James Pearce of the Liverpool Echo is the latest to feature in our matchday Q&A series – with fans and media detailing their typical day at Anfield.
James is a busy man on a matchday, as you can see from his responses below, with plenty of deadlines to meet for the newspaper.
He’s been on the Echo’s sports desk for over a decade now and is well known not only in the UK but also around the world thanks to his role as the Echo’s chief Liverpool reporter.
Tell us about your typical matchday for a 3pm kick-off. What’s your pre-match routine? What time would you get to Anfield?
I usually get to Anfield around an hour and a half before kick-off. That gives me time to have a read of the programme and speak to a few people before writing up and sending over to the Echo desk the confirmed team news article, which is published on our site at 2pm.
Between then and kick-off most of the time is spent writing into our live matchday blog. I’m usually one of two or three Echo reporters on duty at a match and at around 2.30pm we do a Facebook Live broadcast talking about the team line ups and previewing the game.
And how long after the match are you at the stadium for? What duties do you have for the Echo?
During the match I’m tweeting and writing into the live blog, as well as putting together my Verdict piece which is around 1,000 words. At half-time there’s another Facebook Live, reflecting on the opening 45 minutes.
I’ll usually have to email a 300-word web match report on the final whistle and then I’ll have a further 45 minutes or so to complete the Verdict which is more analytical. That’s the article that goes into the newspaper.
I finish that Verdict while in the mixed zone waiting for the players to come through. Sometimes you can get 3 or 4 interviews, other times you come away empty handed. Often it’s dependent on the result.
By around 6.15pm/6.30pm the last of the players have come past and so then I’ll return to the media room. Sometimes I’ll write up one player reaction piece straight away and email to the desk, other times I’ll save it all for the following day.
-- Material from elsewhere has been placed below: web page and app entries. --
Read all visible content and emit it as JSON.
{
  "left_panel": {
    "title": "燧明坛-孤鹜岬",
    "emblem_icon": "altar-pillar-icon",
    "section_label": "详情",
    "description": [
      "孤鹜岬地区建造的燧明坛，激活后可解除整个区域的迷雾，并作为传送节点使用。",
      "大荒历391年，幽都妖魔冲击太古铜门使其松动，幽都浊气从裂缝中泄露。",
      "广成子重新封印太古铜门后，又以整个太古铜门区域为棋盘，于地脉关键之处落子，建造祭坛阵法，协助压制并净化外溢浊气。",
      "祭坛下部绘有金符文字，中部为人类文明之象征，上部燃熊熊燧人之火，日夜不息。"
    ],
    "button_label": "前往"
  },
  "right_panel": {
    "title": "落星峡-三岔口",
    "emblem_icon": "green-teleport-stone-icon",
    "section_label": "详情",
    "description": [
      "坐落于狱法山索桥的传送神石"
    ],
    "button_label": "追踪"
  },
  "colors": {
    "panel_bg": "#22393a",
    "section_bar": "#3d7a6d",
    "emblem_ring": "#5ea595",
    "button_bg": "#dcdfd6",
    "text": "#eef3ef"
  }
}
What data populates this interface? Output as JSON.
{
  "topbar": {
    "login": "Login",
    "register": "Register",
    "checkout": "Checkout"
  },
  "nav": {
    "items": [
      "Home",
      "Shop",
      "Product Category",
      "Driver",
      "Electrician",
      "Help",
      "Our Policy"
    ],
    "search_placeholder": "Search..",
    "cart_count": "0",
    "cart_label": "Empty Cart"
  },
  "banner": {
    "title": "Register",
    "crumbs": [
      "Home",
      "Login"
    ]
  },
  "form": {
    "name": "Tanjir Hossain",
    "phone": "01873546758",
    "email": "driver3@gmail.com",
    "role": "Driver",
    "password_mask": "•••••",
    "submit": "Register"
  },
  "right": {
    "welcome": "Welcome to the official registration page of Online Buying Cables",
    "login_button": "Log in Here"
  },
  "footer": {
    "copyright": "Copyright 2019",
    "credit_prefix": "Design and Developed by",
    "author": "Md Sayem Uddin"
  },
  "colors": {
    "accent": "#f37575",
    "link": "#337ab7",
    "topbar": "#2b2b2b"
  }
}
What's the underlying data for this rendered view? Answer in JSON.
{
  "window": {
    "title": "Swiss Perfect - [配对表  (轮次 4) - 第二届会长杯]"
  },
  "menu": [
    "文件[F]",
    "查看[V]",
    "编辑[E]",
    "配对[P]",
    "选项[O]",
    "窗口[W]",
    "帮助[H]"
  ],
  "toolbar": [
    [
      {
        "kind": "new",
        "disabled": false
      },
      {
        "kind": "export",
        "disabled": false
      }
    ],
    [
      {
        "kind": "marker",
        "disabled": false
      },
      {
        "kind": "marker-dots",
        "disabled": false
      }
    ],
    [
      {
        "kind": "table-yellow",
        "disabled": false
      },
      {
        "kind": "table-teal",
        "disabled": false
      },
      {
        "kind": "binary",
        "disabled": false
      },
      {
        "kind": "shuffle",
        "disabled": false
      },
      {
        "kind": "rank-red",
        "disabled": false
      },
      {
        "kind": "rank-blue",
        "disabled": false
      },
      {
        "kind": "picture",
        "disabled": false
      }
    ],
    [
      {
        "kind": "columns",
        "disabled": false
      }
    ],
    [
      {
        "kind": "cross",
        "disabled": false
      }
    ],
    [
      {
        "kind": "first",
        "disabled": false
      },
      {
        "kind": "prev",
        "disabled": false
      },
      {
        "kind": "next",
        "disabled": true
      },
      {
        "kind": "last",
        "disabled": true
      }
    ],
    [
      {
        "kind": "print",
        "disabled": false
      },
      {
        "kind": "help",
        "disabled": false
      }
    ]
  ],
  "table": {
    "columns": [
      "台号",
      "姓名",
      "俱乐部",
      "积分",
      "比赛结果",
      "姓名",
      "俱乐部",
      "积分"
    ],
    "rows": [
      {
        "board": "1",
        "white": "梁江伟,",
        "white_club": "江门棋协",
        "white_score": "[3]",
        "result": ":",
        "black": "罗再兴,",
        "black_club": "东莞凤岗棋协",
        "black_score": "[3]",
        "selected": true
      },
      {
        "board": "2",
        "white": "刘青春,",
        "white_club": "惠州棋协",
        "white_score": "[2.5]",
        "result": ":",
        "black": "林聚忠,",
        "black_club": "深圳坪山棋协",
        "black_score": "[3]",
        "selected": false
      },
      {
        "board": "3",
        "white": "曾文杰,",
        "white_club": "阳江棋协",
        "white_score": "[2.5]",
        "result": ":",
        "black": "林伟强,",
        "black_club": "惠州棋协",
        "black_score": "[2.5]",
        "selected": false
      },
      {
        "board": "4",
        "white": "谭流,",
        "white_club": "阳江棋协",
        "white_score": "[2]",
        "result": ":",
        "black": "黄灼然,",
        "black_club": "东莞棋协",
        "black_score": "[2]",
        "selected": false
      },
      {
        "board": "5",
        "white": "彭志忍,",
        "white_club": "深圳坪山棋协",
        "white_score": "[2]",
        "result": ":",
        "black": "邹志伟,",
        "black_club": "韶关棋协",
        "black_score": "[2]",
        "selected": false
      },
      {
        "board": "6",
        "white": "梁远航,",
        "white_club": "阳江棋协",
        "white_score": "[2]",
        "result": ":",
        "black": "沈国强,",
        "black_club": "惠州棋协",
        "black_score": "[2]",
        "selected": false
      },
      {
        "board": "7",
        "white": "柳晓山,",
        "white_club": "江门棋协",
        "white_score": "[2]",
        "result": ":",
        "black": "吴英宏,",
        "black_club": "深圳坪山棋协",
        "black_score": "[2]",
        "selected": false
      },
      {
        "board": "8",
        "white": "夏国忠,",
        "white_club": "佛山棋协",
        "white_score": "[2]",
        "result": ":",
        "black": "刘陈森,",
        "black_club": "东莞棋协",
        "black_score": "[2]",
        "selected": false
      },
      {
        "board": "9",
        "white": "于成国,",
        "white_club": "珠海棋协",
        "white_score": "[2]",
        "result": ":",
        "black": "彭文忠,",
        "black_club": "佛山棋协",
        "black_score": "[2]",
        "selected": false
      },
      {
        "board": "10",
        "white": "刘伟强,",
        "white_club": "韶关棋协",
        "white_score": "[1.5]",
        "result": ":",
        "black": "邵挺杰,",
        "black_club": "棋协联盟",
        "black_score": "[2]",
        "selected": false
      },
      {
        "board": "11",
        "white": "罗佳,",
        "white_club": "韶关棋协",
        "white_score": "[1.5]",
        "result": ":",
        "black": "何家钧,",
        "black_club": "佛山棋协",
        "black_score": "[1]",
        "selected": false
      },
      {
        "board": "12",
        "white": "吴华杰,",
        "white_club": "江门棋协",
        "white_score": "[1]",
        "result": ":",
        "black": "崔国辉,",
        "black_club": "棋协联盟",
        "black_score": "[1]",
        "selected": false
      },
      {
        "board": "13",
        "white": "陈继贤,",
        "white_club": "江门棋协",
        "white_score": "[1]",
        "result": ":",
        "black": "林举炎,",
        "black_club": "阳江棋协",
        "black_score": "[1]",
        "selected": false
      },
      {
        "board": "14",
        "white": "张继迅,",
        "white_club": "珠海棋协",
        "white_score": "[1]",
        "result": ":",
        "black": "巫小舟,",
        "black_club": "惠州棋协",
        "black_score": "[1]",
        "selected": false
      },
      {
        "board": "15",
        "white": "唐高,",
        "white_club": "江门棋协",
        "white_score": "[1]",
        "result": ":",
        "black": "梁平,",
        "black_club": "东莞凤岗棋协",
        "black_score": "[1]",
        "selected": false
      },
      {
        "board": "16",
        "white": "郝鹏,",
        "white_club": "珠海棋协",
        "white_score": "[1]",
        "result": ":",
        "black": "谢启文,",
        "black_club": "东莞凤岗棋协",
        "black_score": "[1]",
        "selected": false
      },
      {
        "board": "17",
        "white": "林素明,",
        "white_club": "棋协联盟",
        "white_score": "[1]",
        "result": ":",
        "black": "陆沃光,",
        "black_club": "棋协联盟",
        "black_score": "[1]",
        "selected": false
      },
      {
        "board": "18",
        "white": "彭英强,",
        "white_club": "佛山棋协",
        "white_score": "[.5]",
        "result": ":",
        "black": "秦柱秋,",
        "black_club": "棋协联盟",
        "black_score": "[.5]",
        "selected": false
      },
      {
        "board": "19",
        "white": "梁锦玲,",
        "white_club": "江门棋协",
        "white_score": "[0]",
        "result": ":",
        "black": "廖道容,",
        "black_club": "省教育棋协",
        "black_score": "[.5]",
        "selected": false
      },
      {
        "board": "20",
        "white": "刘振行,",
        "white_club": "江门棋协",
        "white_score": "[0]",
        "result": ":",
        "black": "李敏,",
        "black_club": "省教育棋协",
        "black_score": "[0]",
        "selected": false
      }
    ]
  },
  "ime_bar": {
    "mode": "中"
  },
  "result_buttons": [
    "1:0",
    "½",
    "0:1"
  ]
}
Around 6.45pm everyone has sent over the copy required for upload to the site that day so the last duty is to do the Facebook Live reflecting on the game. This is usually done in the press conference room.
As the very patient stewards in the media room will testify, I’m usually the last one to leave around 7pm!
In your role as the Echo’s chief LFC correspondent, you’re quite well known among the fan base. Any funny stories that have arrived from this?
People quite often come up for a chat, whether it’s outside the ground or around the city. Most of the time they want to speak about transfers and who might be coming and going.
I was in a taxi in the city once when after asking me where I worked the driver said: “Don’t suppose you know that ****ing James Pearce do you?’ Told him I’d heard of him but he worked in a different department!
The only abuse usually arrives via social media. I’ve lost count of all the agendas and brown envelopes I’ve been accused of having and accepting. A very angry fan tweeted me on the final day of the 2014/15 season demanding my resignation. He went on to say that my position was untenable as a result of the 6-1 defeat to Stoke…..
How does your matchday routine differ for an away match, and which club in the Premier League has the worst media facilities?
I always aim to get to an away ground around two hours before kick-off as there’s a bit more to sort out in terms of parking, making sure the Wi-Fi works and getting a mixed zone pass.
Apart from that, all the duties matchday are the same. The facilities are excellent pretty much across the Premier League.
In terms of the view, I’d say the worst is probably Crystal Palace as when you are sat in the back row of their press box the view is like being a post box. But even Palace have a new media centre for the press conference which is excellent.
There really isn’t much to moan about in the Premier League.
What would be your one piece of advice for somebody visiting Anfield for the first time?
Get there early and have a stroll around the ground. I love that buzz and sense of anticipation you can feel around the place on a big matchday.
There’s been much debate about the Anfield atmosphere of late. What would be your main solution to improving it?
I actually thought the atmosphere was much improved earlier in the season. It’s dropped off in the last couple of months but that’s been largely down to results.
More tickets available at a decent price for young adults would help.
* James Pearce is the chief Liverpool correspondent for the Liverpool Echo, you can follow him on Twitter @JamesPearceEcho.